UBS seeks first-mover immunity in US currency investigation

Bank approached US with information relating to industry-wide probe

UBS sought to act quickly to gather and supply information when similar allegations of wrongdoing by leading banks in foreign exchange surfaced in June. Photograph: Steffen Schmidt/ EPA

Swiss bank UBS approached US authorities in September with information relating to an industry-wide probe into alleged rigging of currency markets, in the hope of gaining antitrust immunity if charged with wrongdoing, sources said.

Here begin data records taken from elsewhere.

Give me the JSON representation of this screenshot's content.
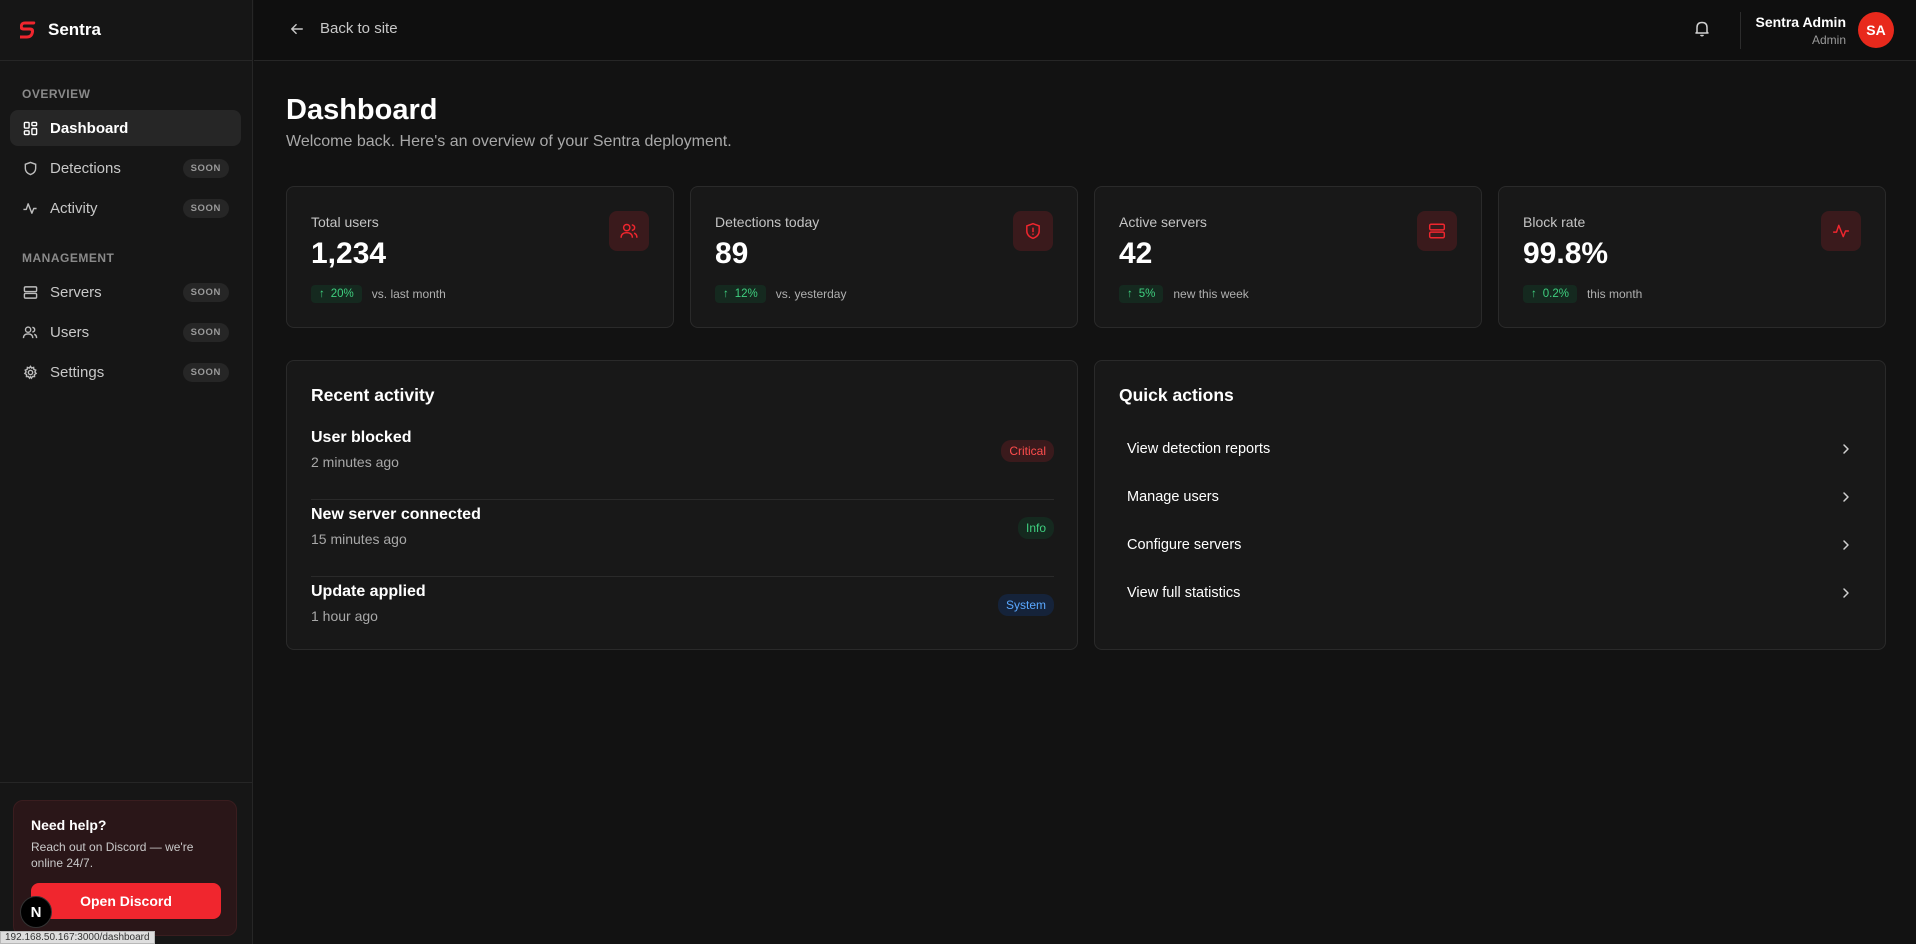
{
  "brand": {
    "name": "Sentra",
    "accent": "#f0262e"
  },
  "sidebar": {
    "sections": [
      {
        "title": "OVERVIEW"
      },
      {
        "title": "MANAGEMENT"
      }
    ],
    "items": [
      {
        "label": "Dashboard",
        "icon": "dashboard-icon",
        "active": true,
        "badge": ""
      },
      {
        "label": "Detections",
        "icon": "shield-icon",
        "badge": "SOON"
      },
      {
        "label": "Activity",
        "icon": "activity-icon",
        "badge": "SOON"
      },
      {
        "label": "Servers",
        "icon": "server-icon",
        "badge": "SOON"
      },
      {
        "label": "Users",
        "icon": "users-icon",
        "badge": "SOON"
      },
      {
        "label": "Settings",
        "icon": "gear-icon",
        "badge": "SOON"
      }
    ],
    "help": {
      "title": "Need help?",
      "text": "Reach out on Discord — we're online 24/7.",
      "button": "Open Discord"
    }
  },
  "topbar": {
    "back_label": "Back to site",
    "user_name": "Sentra Admin",
    "user_role": "Admin",
    "avatar_initials": "SA"
  },
  "page": {
    "title": "Dashboard",
    "subtitle": "Welcome back. Here's an overview of your Sentra deployment."
  },
  "stats": [
    {
      "label": "Total users",
      "value": "1,234",
      "change": "20%",
      "note": "vs. last month",
      "icon": "users-icon"
    },
    {
      "label": "Detections today",
      "value": "89",
      "change": "12%",
      "note": "vs. yesterday",
      "icon": "shield-alert-icon"
    },
    {
      "label": "Active servers",
      "value": "42",
      "change": "5%",
      "note": "new this week",
      "icon": "server-icon"
    },
    {
      "label": "Block rate",
      "value": "99.8%",
      "change": "0.2%",
      "note": "this month",
      "icon": "activity-icon"
    }
  ],
  "recent_activity": {
    "title": "Recent activity",
    "items": [
      {
        "title": "User blocked",
        "time": "2 minutes ago",
        "badge": "Critical",
        "badge_color": "#ff4d4d",
        "badge_bg": "#3a1a1c"
      },
      {
        "title": "New server connected",
        "time": "15 minutes ago",
        "badge": "Info",
        "badge_color": "#3fcf7f",
        "badge_bg": "#15291f"
      },
      {
        "title": "Update applied",
        "time": "1 hour ago",
        "badge": "System",
        "badge_color": "#5aa8ff",
        "badge_bg": "#15233a"
      }
    ]
  },
  "quick_actions": {
    "title": "Quick actions",
    "items": [
      {
        "label": "View detection reports"
      },
      {
        "label": "Manage users"
      },
      {
        "label": "Configure servers"
      },
      {
        "label": "View full statistics"
      }
    ]
  },
  "dev": {
    "badge": "N",
    "status_url": "192.168.50.167:3000/dashboard"
  }
}
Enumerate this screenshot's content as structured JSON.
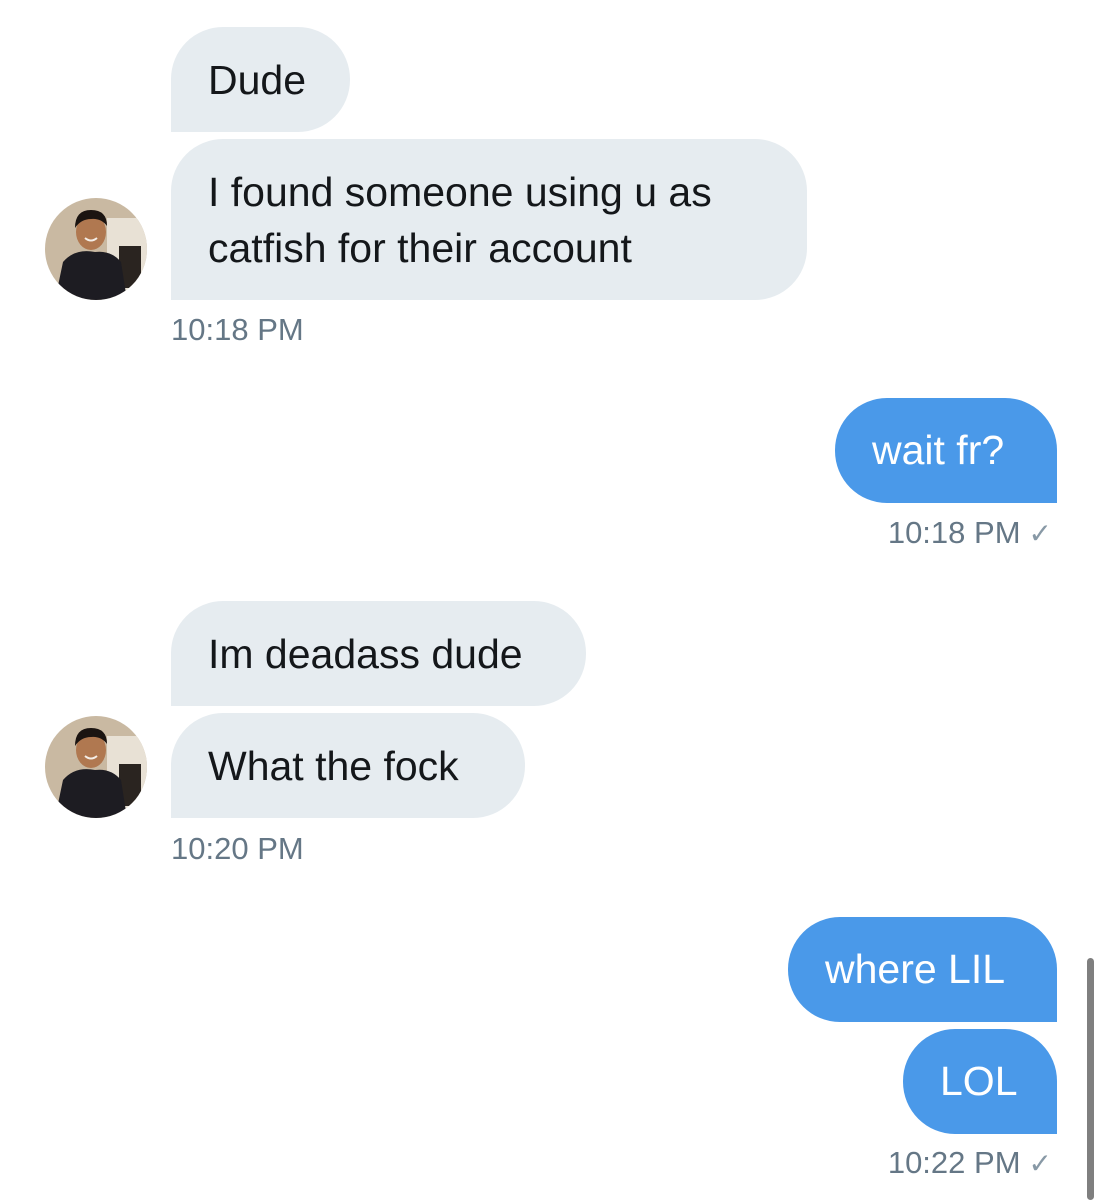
{
  "thread": {
    "groups": [
      {
        "side": "received",
        "messages": [
          "Dude",
          "I found someone using u as catfish for their account"
        ],
        "time": "10:18 PM"
      },
      {
        "side": "sent",
        "messages": [
          "wait fr?"
        ],
        "time": "10:18 PM",
        "read_receipt": "✓"
      },
      {
        "side": "received",
        "messages": [
          "Im deadass dude",
          "What the fock"
        ],
        "time": "10:20 PM"
      },
      {
        "side": "sent",
        "messages": [
          "where LIL",
          "LOL"
        ],
        "time": "10:22 PM",
        "read_receipt": "✓"
      }
    ]
  },
  "avatar": {
    "icon": "profile-photo",
    "background_color": "#c9b9a2",
    "skin_color": "#b07850",
    "hair_color": "#1b1411",
    "shirt_color": "#1d1c22"
  },
  "colors": {
    "received_bubble": "#e6ecf0",
    "sent_bubble": "#4a99e9",
    "timestamp": "#657786"
  }
}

UBS is seeking to take advantage of a programme from the US justice department’s antitrust division under which the first company to report misconduct relating to a cartel can earn immunity from antitrust charges if it co-operates and provides information about other members of the group, three sources said.

Following the Libor interest-rate rigging scandal that has so far cost banks around the world $6 billion in fines and settlements, UBS sought to act quickly to gather and supply information when similar allegations of wrongdoing by leading banks in foreign exchange surfaced in June, the sources said.

No bank or individual has been accused of any wrongdoing but banks, including UBS, have said they are cooperating with regulators in the investigations. It is not known whether they too have sought first-mover advantage under the department’s programme.


UBS declined comment beyond pointing to a passage in its third-quarter results released in October, saying that after the June report of irregularities in forex markets, it had started an internal review.

"UBS and other financial institutions have received requests from various authorities relating to their foreign exchange businesses and UBS is cooperating with the authorities," the bank said in its results statement. Authorities including the US department of justice (DoJ), Britain's Financial Conduct Authority (FCA) and watchdogs in Germany and Switzerland are probing allegations of collusion between senior traders at big banks to manipulate benchmark currency rates.

These exchange rates or “fixes” are used to price trillions of dollars worth of investments and deals and are relied on by companies, investors and central banks globally.

Stung by Libor, banks are looking to cooperate more readily with regulators probing the FX allegations, which FCA chief Martin Wheatley has said are "every bit as bad as Libor".

Banks have put on leave, suspended or fired more than 20 traders in an attempt to show regulators they are cooperating and taking action.

UBS, which received leniency from some US authorities for its role in rigging Libor benchmark interest rates because of the information it supplied, scrambled to compile information on currency trading and get it to the DoJ early, the people said.

The move was “a huge gamble” according to one source, since it was handing over information with no guarantee that it would benefit from a programme that rewards the first firm to cooperate in a cartel probe with immunity from prosecution.

Although UBS paid $1.5 billion in 2012 to US and European authorities over alleged efforts to manipulate Libor and other benchmark interest rates - the largest such penalty to date - it did not face antitrust charges, which could have substantially added to its penalties.

It was unclear whether the strategy will work in the FX case as well. The sources said US authorities have given little sign so far of their intentions. The DoJ declined comment.

The forex investigation centres on groups of traders at big banks including UBS who are alleged to have shared on Bloomberg chatrooms - with names such as "The Cartel" and "The Bandits' Club" - market-sensitive information surrounding the benchmark rate known as the 4 o'clock London fix.

After media reports of alleged forex market manipulation surfaced in the summer of 2013, UBS went into “high gear”, hiring lawyers Gibson Dunn & Crutcher who within 10 days unearthed potentially incriminating chats by traders, the first source said.

US regulatory officials then visited UBS shortly after to search for evidence, the sources said. Having already co-operated with the DoJ on Libor, there was a debate within the bank about how much to reveal about what it had discovered on FX, the source said.

Then on September 14th UBS called the DoJ to say something had been discovered, the sources said. UBS could not at that stage disclose what that something was, but would be reporting it 14 days later to the DoJ.

The sources did not give any detail about what had been discovered. Several sources familiar with the FX investigation have told Reuters banks were rattled by Libor so were inclined to cooperate much more readily with authorities when the FX scandal emerged, to take advantage of “leniency programmes”.